I agree with you. I had some people in my MBA program that really makes an MBA seem worthless. But, you don't have to go to a "top school" to get a benefit. I didn't want to work at a big investment bank in NYC or Consulting firm in Chicago. I used my MBA to hone my own business skills and make me more marketable right here. It's definitely been a benefit.

As a matter of fact, my pay has essentially doubled in the 2 years since I finished my degree. Granted, that wasn't entirely due to having an MBA, but it sure helps get you in for that face to face interview.

I'm currently attending college for my undergraduate degree with an eye towards an MBA. I plan to go to my local city school so I don't rack up debt. Though I want a good job after I think the great value will be in exercising my mind. This will be what keeps a good job and make it better! Thanks for the article!

From what I've seen of people at work with MBAs, it certainly seems to be something that you need the polish of a few years work experience to truly benefit from. On the other hand, it's fair to say that there are other ways than actual paid employment that you can gain that polish.

Actually, I think that going to night school instead might be good advice, if you can hack the pace. Two years outside the workforce without a salary and racking up debt is a downer on your finances.

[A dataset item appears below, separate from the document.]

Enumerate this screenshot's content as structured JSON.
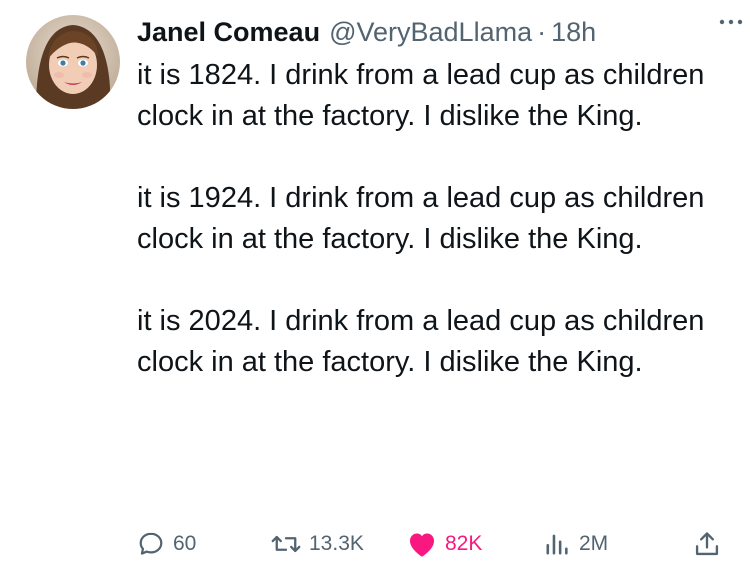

If you can start applying the stuff you are learning in your day job, you could do really, really well out of the experience.

I think to get the full benefit from a "top" MBA school you need at least three years of experience in the real-world before applying for your MBA. There are some things that higher education simply cannot teach you, and there is some academic knowledge that you simply cannot get from the real-world! I 100% agree with your statement, "I recommend that instead of picking a school and hoping to get a job at graduation, you instead think of what you want to do and where you want to work -- and do this BEFORE you decide on an MBA school" - this is very important. Each MBA school provides a different value to your future career, and you should know what you think you want to "be" upon graduation. But if you don't know, that is ok too. Great blog and great post.

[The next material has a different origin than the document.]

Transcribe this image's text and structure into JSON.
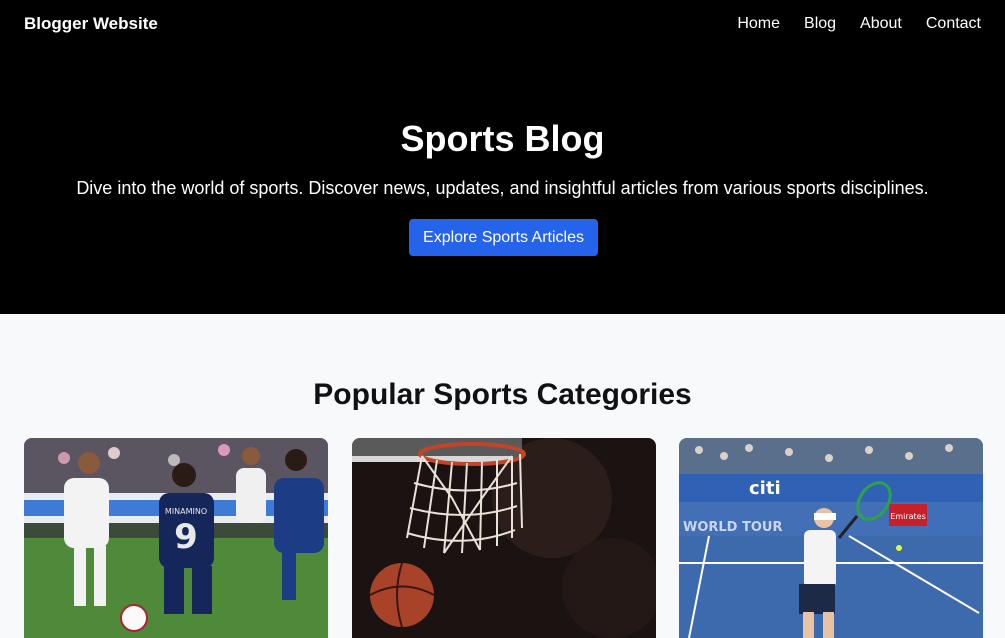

I had contemplated going to a top-tier MBA program. I have the background for it and did well on the GMATs, but in the end decided it wasn't for me. I actually make more money than a lot of my friends with MBAs, but more importantly I like my job and couldn't see myself taking two years off and actually being further ahead in the end.

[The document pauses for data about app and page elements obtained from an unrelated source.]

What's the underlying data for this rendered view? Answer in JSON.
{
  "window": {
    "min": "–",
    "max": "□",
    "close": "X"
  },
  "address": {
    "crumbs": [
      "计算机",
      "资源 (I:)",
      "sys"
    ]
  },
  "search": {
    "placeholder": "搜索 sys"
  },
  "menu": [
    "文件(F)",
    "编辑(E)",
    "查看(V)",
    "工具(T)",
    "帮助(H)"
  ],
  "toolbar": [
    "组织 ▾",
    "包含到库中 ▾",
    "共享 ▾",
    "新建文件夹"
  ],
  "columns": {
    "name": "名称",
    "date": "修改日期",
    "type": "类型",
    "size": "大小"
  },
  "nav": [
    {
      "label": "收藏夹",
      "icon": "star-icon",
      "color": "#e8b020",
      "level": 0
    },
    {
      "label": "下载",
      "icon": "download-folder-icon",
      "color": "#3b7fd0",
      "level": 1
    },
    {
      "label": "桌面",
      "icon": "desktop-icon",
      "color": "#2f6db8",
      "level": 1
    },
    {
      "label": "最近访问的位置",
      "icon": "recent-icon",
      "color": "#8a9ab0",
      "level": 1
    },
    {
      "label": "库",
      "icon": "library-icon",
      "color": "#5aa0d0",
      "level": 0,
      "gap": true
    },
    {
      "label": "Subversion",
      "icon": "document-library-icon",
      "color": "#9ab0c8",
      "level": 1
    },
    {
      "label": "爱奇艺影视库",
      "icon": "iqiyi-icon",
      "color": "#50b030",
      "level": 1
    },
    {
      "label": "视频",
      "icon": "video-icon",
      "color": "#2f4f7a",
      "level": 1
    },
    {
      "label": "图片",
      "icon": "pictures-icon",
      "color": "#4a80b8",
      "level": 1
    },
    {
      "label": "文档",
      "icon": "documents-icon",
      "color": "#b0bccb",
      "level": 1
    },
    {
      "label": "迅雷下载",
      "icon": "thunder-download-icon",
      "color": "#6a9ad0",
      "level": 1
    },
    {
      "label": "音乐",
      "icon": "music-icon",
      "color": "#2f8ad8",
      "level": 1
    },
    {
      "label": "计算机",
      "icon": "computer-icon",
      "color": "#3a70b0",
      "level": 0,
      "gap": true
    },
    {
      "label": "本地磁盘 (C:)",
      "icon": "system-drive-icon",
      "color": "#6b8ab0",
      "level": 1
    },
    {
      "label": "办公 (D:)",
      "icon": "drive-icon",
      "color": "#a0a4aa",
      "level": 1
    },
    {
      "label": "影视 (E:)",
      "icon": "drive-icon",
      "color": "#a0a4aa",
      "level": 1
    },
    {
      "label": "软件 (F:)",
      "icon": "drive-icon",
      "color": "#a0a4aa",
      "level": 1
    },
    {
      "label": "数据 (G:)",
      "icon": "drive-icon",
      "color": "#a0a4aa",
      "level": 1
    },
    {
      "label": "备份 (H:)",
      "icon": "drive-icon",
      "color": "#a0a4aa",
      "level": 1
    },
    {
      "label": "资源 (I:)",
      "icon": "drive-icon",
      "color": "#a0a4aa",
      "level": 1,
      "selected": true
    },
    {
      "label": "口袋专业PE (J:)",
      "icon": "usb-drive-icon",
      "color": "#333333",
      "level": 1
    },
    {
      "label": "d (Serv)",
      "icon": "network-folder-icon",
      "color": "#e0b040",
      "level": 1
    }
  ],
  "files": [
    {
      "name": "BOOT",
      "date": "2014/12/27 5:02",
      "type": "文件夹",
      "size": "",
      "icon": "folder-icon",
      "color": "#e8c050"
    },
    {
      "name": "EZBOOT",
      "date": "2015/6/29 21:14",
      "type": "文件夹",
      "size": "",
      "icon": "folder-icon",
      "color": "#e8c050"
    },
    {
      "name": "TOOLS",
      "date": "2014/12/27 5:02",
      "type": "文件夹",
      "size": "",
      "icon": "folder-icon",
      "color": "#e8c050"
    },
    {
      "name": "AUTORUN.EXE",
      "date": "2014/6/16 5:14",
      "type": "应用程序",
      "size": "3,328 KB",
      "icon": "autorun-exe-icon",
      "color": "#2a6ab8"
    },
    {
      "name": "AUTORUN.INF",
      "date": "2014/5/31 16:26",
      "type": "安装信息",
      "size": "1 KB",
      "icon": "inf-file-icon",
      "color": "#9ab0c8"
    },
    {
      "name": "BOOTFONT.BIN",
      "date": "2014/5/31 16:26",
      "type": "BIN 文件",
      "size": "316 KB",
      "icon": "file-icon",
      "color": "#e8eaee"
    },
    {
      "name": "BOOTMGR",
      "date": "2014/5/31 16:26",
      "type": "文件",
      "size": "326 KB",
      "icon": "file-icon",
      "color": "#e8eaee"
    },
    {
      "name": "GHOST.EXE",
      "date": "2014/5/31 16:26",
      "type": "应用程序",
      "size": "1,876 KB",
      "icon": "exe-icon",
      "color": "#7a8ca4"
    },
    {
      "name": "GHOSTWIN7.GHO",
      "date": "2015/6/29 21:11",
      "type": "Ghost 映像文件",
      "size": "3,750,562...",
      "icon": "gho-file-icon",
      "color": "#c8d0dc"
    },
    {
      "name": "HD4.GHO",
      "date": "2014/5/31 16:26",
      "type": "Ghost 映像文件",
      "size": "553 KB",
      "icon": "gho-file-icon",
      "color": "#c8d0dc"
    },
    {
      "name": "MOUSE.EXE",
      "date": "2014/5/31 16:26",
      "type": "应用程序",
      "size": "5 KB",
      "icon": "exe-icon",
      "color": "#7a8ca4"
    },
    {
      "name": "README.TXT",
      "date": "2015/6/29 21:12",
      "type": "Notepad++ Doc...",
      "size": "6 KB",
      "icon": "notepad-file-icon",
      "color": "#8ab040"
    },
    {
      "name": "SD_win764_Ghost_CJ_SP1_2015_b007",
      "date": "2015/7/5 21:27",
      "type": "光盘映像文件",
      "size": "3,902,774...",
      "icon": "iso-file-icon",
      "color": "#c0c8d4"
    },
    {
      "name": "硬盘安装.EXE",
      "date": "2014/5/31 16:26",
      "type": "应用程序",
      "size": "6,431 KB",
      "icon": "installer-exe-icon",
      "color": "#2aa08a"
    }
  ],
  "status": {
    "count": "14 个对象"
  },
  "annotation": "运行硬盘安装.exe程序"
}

But in the end, getting an MBA is a very personal decision. For some it's right, for others it isn't. I already had the pedigree of going to an Ivy League school and working at big name companies, but for others who need to gain an edge or really do need the education, it can be a fantastic choice.

I agree with Penelope 99% of the time, but the comment on top-tier versus other schools has been completely wrong in my own experience. I see people flailing in their careers with Ivy MBAs and succeeding with state university MBAs. Getting an Ivy degree only guarantees one thing: big time student debt. Other than that, it's the individual who makes it. Honestly, the fact that I achieved an MBA is all most employers have ever cared about, not which school it came from. I've done just fine with an MBA from a state university. It's just that MBAs are getting watered down in general because now it's the rule rather than the exception to get one.

In my experience the MBA may get you the opportunities but ultimately performance keeps the pay high and keeps you employed. I've seen MBAs that just want 9 to 5 employment and don't put in much "extra" and they stagnate while type A's concentrate their efforts on delivering more value for their employers by learning more after hours and staying to get the job done. Consequently, those who deliver more value move up the ladder. This is true everywhere. You can learn how to learn, you may even be super smart, but many people haven't learned how to work or haven't found jobs that motivate them.

Also, I've seen a number of people with essentially no experience take an MBA program only to go virtually nowhere with it afterwards. Experience is very important. I've seen a number of low experience MBAs have a hard time adapting to the world of work. MBA programs should really be for people with experience.

My MBA is from a mid-ranked Australian university and I've had no troubles translating that into higher pay. The amount spent on the degree was recuperated in the first full year of work.

One other thought... Interpersonal skills and teamwork... although some MBA programs encourage teamwork, some don't. What I've seen post-MBA is that it's not the smartest person or the person with the most letters after their name that can get the job done but someone with strong interpersonal skills and the ability to work within a team to get something done. It's almost a cliche stereotype now... but it has a fair bit of validity.

The comments to this entry are closed.

Start a Blog


  • Any information shared on Free Money Finance does not constitute financial advice. The Website is intended to provide general information only and does not attempt to give you advice that relates to your specific circumstances. You are advised to discuss your specific requirements with an independent financial adviser. Per FTC guidelines, this website may be compensated by companies mentioned through advertising, affiliate programs or otherwise. All posts are © 2005-2012, Free Money Finance.